• [PROBLEM DETAILS] From the entries below, copy every line that holds the word "topology".
Start of DATA FOR THIS EXERCISE
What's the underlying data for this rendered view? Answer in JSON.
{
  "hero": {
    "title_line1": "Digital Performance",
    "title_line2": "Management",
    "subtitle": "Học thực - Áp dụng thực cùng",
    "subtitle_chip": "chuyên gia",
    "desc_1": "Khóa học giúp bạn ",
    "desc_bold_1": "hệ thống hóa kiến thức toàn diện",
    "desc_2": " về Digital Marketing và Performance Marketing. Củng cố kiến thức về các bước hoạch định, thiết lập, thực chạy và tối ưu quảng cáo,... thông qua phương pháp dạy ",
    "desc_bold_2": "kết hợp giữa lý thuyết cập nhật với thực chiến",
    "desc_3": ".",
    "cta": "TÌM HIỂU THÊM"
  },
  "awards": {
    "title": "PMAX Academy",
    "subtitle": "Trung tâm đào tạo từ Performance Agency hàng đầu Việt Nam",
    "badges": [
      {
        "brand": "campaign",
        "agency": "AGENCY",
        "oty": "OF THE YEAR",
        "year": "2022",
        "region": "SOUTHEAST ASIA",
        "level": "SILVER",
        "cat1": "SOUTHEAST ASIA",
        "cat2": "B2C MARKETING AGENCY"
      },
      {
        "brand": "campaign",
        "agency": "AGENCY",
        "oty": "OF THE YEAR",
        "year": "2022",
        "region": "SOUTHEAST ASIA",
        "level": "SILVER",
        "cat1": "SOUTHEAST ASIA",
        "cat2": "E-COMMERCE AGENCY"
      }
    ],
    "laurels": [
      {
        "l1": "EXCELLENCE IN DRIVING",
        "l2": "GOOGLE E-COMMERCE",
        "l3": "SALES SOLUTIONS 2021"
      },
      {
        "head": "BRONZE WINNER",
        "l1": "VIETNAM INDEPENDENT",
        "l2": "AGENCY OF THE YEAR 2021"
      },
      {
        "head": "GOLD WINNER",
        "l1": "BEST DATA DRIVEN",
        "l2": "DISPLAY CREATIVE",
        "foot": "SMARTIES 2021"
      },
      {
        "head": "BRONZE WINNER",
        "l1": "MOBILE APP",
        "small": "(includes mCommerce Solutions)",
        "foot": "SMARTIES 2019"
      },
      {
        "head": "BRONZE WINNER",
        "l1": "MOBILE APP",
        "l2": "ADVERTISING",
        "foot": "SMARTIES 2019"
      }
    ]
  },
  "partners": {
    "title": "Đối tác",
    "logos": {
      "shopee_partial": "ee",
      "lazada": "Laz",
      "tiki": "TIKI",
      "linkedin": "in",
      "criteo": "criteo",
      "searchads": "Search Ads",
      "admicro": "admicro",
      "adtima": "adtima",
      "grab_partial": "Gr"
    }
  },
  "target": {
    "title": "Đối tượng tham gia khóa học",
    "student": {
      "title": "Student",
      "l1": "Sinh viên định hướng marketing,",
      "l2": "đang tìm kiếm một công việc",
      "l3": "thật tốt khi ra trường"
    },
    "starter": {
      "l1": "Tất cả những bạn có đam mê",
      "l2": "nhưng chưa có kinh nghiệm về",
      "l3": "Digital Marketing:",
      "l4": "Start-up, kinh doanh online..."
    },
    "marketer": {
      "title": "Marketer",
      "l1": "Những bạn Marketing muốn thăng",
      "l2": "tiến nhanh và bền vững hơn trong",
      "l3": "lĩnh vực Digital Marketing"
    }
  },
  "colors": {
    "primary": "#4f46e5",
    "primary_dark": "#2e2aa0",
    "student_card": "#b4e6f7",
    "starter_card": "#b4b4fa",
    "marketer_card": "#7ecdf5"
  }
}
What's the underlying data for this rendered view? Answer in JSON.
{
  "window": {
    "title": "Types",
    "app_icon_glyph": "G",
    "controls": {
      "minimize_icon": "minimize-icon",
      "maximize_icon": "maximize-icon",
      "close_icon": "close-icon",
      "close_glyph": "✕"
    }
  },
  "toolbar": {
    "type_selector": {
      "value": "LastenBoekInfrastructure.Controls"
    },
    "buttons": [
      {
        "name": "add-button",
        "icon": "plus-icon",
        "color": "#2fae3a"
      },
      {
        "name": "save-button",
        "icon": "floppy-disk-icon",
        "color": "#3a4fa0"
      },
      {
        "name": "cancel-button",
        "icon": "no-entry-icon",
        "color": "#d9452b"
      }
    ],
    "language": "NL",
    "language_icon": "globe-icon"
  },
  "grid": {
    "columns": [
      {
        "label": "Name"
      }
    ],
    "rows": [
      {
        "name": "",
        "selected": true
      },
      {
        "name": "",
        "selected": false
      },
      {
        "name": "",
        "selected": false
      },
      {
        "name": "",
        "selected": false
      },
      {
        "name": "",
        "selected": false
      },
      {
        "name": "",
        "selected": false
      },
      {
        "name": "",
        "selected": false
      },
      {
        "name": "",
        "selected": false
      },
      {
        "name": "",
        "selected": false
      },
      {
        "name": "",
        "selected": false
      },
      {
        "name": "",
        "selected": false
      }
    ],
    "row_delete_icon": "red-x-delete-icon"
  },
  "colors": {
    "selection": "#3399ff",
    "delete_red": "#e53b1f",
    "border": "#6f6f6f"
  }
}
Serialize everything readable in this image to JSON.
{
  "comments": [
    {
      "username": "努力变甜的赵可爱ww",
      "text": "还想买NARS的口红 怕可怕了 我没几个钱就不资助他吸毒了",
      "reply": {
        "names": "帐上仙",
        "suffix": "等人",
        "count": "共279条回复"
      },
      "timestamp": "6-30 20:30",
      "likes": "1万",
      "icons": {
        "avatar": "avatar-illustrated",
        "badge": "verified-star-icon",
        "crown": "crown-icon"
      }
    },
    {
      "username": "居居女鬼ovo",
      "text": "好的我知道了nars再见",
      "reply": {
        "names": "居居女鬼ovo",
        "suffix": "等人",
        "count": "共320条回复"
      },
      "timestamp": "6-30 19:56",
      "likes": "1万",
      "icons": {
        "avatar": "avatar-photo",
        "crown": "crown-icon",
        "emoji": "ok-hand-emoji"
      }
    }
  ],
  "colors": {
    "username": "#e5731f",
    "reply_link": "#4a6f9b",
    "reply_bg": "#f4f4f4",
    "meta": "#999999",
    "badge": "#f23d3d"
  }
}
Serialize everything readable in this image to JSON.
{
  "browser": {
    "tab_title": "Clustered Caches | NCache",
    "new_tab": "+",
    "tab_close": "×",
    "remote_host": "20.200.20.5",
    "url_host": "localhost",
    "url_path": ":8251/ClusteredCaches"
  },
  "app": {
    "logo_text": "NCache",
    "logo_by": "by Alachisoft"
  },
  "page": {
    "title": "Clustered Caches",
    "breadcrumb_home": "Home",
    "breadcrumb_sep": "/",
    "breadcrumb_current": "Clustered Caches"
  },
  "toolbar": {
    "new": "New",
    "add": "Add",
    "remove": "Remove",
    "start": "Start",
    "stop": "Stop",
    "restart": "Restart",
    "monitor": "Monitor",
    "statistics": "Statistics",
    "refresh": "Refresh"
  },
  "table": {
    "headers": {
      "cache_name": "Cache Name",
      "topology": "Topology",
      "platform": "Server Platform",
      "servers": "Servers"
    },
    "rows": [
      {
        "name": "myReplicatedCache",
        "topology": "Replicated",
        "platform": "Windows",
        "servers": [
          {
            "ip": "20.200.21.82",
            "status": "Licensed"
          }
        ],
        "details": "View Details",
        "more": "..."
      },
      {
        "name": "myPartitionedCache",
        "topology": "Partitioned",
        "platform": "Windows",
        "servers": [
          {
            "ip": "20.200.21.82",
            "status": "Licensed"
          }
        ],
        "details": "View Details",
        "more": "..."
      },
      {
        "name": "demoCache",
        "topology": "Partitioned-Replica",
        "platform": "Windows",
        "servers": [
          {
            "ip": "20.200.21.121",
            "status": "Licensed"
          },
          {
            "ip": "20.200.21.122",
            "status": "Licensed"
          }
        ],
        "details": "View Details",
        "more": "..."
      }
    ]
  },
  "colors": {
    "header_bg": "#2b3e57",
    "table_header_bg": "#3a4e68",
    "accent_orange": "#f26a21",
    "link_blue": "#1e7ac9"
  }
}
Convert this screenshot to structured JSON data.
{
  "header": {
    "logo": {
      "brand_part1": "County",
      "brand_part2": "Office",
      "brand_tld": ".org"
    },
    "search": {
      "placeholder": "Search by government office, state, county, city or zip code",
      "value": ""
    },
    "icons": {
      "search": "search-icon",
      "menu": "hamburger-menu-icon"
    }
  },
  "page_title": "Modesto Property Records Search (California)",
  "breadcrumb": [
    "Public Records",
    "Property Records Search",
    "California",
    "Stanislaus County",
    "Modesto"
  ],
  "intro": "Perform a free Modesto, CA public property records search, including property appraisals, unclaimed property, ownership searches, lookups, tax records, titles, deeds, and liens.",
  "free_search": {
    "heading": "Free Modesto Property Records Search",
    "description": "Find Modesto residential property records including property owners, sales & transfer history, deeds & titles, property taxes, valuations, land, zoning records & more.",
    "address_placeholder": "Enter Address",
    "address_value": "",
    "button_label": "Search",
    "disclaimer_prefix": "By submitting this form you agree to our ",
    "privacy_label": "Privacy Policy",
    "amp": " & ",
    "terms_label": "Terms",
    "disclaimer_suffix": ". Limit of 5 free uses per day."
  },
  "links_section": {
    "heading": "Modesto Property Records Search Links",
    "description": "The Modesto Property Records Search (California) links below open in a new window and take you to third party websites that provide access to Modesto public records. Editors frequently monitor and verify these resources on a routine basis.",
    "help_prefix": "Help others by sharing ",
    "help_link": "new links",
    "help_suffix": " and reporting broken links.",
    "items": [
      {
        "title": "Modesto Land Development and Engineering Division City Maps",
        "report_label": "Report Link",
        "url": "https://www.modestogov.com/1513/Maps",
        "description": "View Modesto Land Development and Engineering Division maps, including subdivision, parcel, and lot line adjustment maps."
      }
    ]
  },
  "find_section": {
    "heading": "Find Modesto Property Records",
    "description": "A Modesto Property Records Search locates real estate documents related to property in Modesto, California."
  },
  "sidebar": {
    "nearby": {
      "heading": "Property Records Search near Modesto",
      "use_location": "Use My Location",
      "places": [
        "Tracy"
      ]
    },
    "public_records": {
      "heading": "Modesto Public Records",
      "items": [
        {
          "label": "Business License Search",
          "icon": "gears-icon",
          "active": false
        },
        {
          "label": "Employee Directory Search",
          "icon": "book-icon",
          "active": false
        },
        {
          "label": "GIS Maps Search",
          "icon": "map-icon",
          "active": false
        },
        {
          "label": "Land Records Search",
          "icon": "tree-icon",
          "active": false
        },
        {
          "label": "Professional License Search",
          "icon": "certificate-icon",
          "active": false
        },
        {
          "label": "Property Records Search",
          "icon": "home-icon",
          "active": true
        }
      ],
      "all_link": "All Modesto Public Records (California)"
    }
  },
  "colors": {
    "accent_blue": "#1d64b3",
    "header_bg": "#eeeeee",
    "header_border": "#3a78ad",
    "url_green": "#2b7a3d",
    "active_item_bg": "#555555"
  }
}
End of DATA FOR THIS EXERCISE
• [ANSWER FOR THIS EXERCISE]
      "topology": "Topology",
        "topology": "Replicated",
        "topology": "Partitioned",
        "topology": "Partitioned-Replica",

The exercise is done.